* _What you will do_: Please give the data again in full, exactly as provided.
+ + + + + + +
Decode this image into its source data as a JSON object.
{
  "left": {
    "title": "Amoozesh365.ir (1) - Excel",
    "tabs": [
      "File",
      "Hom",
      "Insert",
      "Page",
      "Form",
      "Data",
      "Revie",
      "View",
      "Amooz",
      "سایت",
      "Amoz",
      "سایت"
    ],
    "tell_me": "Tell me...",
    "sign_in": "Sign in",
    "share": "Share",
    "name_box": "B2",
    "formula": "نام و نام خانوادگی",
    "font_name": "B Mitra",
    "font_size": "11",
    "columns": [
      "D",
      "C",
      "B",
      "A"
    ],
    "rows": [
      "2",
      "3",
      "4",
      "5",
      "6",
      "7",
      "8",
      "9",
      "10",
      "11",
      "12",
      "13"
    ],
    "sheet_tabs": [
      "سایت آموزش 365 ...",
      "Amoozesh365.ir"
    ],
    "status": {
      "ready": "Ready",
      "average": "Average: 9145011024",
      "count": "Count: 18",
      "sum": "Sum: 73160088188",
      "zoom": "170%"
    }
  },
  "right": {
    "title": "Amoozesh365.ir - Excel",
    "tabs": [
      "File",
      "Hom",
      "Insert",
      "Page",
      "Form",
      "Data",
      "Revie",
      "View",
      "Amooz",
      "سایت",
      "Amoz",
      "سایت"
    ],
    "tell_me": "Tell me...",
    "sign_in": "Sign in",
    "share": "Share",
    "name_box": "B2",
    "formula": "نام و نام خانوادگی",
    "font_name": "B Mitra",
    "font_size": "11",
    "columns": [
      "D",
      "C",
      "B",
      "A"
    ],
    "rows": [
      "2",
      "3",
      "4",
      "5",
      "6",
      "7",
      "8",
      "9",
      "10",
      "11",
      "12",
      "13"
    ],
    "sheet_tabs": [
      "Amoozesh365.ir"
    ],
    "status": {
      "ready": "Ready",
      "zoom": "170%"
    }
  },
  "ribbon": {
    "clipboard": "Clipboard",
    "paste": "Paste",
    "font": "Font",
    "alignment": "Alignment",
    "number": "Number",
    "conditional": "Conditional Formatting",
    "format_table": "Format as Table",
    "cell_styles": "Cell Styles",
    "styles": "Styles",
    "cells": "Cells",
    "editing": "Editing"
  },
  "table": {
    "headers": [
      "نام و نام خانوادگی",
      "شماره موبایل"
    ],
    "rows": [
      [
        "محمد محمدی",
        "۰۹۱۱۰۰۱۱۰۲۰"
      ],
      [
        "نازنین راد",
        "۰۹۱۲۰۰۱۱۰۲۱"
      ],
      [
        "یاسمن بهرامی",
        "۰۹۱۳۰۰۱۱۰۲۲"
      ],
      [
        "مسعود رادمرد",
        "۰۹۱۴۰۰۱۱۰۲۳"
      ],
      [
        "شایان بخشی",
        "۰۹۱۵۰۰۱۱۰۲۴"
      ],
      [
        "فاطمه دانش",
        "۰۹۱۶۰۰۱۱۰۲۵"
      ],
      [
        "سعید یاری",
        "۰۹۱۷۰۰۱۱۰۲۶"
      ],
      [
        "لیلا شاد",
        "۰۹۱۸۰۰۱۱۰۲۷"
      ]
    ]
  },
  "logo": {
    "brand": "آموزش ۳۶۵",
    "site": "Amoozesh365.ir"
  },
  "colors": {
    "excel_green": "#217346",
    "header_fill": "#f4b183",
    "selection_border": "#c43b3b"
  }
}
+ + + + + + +
* _Output of the task_:
Decode this image into its source data as a JSON object.
{
  "left": {
    "title": "Amoozesh365.ir (1) - Excel",
    "tabs": [
      "File",
      "Hom",
      "Insert",
      "Page",
      "Form",
      "Data",
      "Revie",
      "View",
      "Amooz",
      "سایت",
      "Amoz",
      "سایت"
    ],
    "tell_me": "Tell me...",
    "sign_in": "Sign in",
    "share": "Share",
    "name_box": "B2",
    "formula": "نام و نام خانوادگی",
    "font_name": "B Mitra",
    "font_size": "11",
    "columns": [
      "D",
      "C",
      "B",
      "A"
    ],
    "rows": [
      "2",
      "3",
      "4",
      "5",
      "6",
      "7",
      "8",
      "9",
      "10",
      "11",
      "12",
      "13"
    ],
    "sheet_tabs": [
      "سایت آموزش 365 ...",
      "Amoozesh365.ir"
    ],
    "status": {
      "ready": "Ready",
      "average": "Average: 9145011024",
      "count": "Count: 18",
      "sum": "Sum: 73160088188",
      "zoom": "170%"
    }
  },
  "right": {
    "title": "Amoozesh365.ir - Excel",
    "tabs": [
      "File",
      "Hom",
      "Insert",
      "Page",
      "Form",
      "Data",
      "Revie",
      "View",
      "Amooz",
      "سایت",
      "Amoz",
      "سایت"
    ],
    "tell_me": "Tell me...",
    "sign_in": "Sign in",
    "share": "Share",
    "name_box": "B2",
    "formula": "نام و نام خانوادگی",
    "font_name": "B Mitra",
    "font_size": "11",
    "columns": [
      "D",
      "C",
      "B",
      "A"
    ],
    "rows": [
      "2",
      "3",
      "4",
      "5",
      "6",
      "7",
      "8",
      "9",
      "10",
      "11",
      "12",
      "13"
    ],
    "sheet_tabs": [
      "Amoozesh365.ir"
    ],
    "status": {
      "ready": "Ready",
      "zoom": "170%"
    }
  },
  "ribbon": {
    "clipboard": "Clipboard",
    "paste": "Paste",
    "font": "Font",
    "alignment": "Alignment",
    "number": "Number",
    "conditional": "Conditional Formatting",
    "format_table": "Format as Table",
    "cell_styles": "Cell Styles",
    "styles": "Styles",
    "cells": "Cells",
    "editing": "Editing"
  },
  "table": {
    "headers": [
      "نام و نام خانوادگی",
      "شماره موبایل"
    ],
    "rows": [
      [
        "محمد محمدی",
        "۰۹۱۱۰۰۱۱۰۲۰"
      ],
      [
        "نازنین راد",
        "۰۹۱۲۰۰۱۱۰۲۱"
      ],
      [
        "یاسمن بهرامی",
        "۰۹۱۳۰۰۱۱۰۲۲"
      ],
      [
        "مسعود رادمرد",
        "۰۹۱۴۰۰۱۱۰۲۳"
      ],
      [
        "شایان بخشی",
        "۰۹۱۵۰۰۱۱۰۲۴"
      ],
      [
        "فاطمه دانش",
        "۰۹۱۶۰۰۱۱۰۲۵"
      ],
      [
        "سعید یاری",
        "۰۹۱۷۰۰۱۱۰۲۶"
      ],
      [
        "لیلا شاد",
        "۰۹۱۸۰۰۱۱۰۲۷"
      ]
    ]
  },
  "logo": {
    "brand": "آموزش ۳۶۵",
    "site": "Amoozesh365.ir"
  },
  "colors": {
    "excel_green": "#217346",
    "header_fill": "#f4b183",
    "selection_border": "#c43b3b"
  }
}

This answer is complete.